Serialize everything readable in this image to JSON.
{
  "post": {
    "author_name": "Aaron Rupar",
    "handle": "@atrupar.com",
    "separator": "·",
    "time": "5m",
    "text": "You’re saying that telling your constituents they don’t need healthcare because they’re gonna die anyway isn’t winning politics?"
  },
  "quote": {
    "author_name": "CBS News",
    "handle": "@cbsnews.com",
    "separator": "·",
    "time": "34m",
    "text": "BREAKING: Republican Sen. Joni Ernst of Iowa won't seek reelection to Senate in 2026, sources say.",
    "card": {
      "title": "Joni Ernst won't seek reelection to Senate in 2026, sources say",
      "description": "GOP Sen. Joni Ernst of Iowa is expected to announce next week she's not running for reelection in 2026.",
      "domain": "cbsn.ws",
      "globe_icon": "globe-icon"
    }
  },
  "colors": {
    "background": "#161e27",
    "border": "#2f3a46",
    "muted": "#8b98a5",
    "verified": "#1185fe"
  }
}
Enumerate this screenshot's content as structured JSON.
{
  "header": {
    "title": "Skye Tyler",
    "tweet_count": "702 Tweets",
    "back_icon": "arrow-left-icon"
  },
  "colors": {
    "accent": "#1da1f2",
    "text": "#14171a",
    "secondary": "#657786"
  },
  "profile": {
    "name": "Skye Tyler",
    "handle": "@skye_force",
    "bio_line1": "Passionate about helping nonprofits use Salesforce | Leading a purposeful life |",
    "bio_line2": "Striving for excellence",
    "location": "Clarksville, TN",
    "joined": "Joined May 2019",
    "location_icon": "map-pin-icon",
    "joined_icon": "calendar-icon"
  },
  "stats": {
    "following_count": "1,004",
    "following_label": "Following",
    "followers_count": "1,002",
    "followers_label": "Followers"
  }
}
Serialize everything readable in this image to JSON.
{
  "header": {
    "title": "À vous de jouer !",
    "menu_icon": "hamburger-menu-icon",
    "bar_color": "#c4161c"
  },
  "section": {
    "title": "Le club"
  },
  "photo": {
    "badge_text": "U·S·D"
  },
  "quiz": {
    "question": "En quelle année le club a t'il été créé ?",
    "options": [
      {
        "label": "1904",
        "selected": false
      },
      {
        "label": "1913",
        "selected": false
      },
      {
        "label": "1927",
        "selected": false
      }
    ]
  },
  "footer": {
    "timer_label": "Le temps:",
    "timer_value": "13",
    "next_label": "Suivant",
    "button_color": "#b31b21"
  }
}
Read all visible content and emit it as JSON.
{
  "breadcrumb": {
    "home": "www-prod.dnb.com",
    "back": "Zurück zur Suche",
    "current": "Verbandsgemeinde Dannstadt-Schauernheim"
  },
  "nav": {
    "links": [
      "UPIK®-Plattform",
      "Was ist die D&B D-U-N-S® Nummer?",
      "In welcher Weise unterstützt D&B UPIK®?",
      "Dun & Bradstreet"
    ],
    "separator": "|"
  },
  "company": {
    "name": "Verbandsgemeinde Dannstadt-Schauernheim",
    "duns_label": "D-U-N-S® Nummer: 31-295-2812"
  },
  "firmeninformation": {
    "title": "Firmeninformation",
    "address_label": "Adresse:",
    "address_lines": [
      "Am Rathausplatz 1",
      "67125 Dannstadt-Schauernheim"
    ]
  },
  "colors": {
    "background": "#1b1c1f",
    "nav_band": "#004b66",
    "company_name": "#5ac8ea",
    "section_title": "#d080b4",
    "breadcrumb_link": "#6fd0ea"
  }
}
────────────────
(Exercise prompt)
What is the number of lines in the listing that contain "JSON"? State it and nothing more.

(Finished exercise)
4